Infinitives vs. Base Forms (Bare Infinitives)
The base form of a verb is simply the infinitive without the particle to—like an infinitive, it is uninflected for tense and person. Because of this similarity, the base form of a verb is often known as a bare infinitive, and some grammar guides and writers make little distinction between the two forms.
However, infinitives and base-form verbs function differently, so it is important to distinguish between them. An infinitive can be used in a sentence as a noun, an adverb, or an adjective, but it cannot act as a true verb that expresses the action of a subject.
The base form of a verb, on the other hand, can be used in conjunction with the auxiliary verb do to become negative or to form questions. They are also used with modal auxiliary verbs to express things like possibility, necessity, obligation and permission, as well as to create the simple future tense.
Verbs that take bare infinitives
The base form is also used after the direct object of certain action verbs, such as let, help, and make, as well as after verbs of the senses, such as hear, see, and feel.
Let’s look at some examples of these below. The bare infinitives (base forms) are in bold, while the main verbs are underlined and the direct objects are italicized:
- “Please let me go to the party, mom.” (Please give me permission to go.)
- “His father makes him study.” (His father forces him to study.)
- “Jack is helping me clean the garage.” (Jack is cleaning the garage with me.)
- “He heard me shout.” (He could that I was shouting.)
- “I saw her look in my direction.” (I could see that she was looking in my direction.)
- “I felt him touch my arm.” (I could feel that he touched my arm.)
(Note that these are not the only verbs that can be followed by bare infinitives.)
After had better
The base forms of verbs are also used after the phrase had better, which acts like the modal verb should to suggest a required or desirable action. For example:
- “You had better clean this up before your father gets home.”
- “I think we’d better go home soon.”
Bare infinitives can also follow the word why to form questions, as in:
- “Why study when I already know the material by heart?”
- “Why watch TV when we could play outside?”
These types of questions are called elliptical, which, as we saw above, means that part of the sentence has been left out because it is implied. The full questions might read:

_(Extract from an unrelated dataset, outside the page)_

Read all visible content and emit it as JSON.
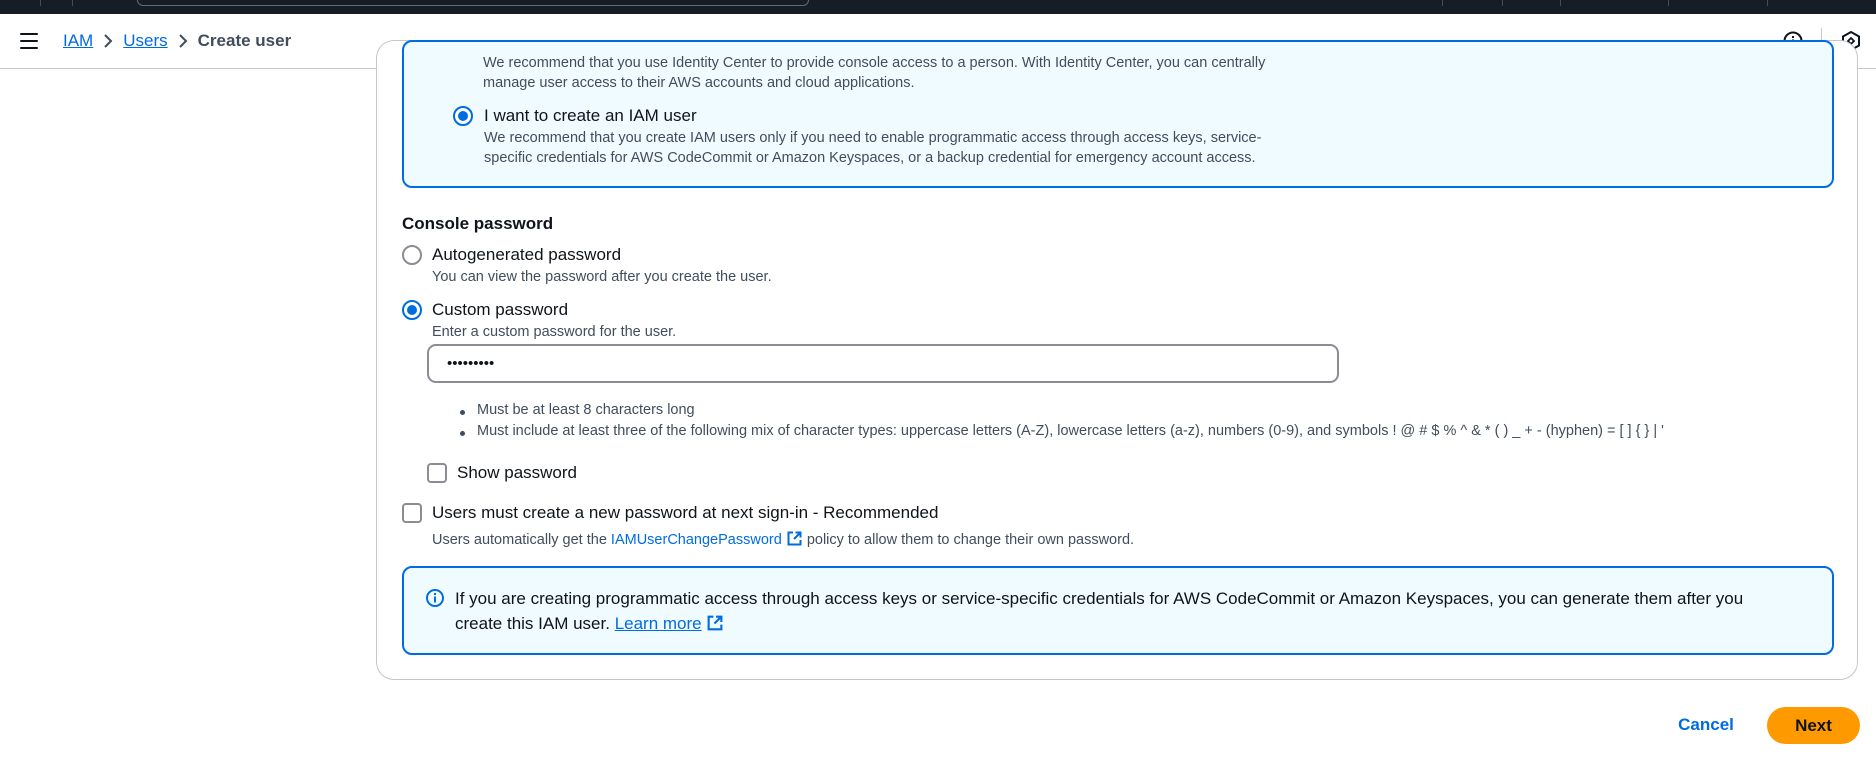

- “Why should I study when I already know the material by heart?”
- “Why would we watch TV when we could play outside?”
Since the italicized parts of these sentences can be implied, they are sometimes left out entirely.